### What to produce
Reproduce all entries precisely as they are written.

-- Opening Marker --

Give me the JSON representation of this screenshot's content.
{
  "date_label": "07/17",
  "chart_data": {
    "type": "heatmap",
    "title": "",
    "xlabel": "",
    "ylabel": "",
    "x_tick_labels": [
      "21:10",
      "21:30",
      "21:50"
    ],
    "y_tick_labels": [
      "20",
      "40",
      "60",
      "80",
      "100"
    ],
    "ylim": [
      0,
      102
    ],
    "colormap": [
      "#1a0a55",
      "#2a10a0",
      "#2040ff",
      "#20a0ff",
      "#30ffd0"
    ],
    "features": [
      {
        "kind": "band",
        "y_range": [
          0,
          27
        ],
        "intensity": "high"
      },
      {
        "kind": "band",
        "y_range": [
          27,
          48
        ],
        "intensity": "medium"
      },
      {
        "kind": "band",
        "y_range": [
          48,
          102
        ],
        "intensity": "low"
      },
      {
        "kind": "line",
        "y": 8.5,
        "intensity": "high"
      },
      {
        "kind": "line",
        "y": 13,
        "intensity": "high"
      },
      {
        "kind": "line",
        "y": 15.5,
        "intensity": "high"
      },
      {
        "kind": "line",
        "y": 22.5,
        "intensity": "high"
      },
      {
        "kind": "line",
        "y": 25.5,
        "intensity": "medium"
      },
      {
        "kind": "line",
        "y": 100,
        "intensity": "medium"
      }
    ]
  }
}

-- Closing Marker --

### Solution for this problem
Give me the JSON representation of this screenshot's content.
{
  "date_label": "07/17",
  "chart_data": {
    "type": "heatmap",
    "title": "",
    "xlabel": "",
    "ylabel": "",
    "x_tick_labels": [
      "21:10",
      "21:30",
      "21:50"
    ],
    "y_tick_labels": [
      "20",
      "40",
      "60",
      "80",
      "100"
    ],
    "ylim": [
      0,
      102
    ],
    "colormap": [
      "#1a0a55",
      "#2a10a0",
      "#2040ff",
      "#20a0ff",
      "#30ffd0"
    ],
    "features": [
      {
        "kind": "band",
        "y_range": [
          0,
          27
        ],
        "intensity": "high"
      },
      {
        "kind": "band",
        "y_range": [
          27,
          48
        ],
        "intensity": "medium"
      },
      {
        "kind": "band",
        "y_range": [
          48,
          102
        ],
        "intensity": "low"
      },
      {
        "kind": "line",
        "y": 8.5,
        "intensity": "high"
      },
      {
        "kind": "line",
        "y": 13,
        "intensity": "high"
      },
      {
        "kind": "line",
        "y": 15.5,
        "intensity": "high"
      },
      {
        "kind": "line",
        "y": 22.5,
        "intensity": "high"
      },
      {
        "kind": "line",
        "y": 25.5,
        "intensity": "medium"
      },
      {
        "kind": "line",
        "y": 100,
        "intensity": "medium"
      }
    ]
  }
}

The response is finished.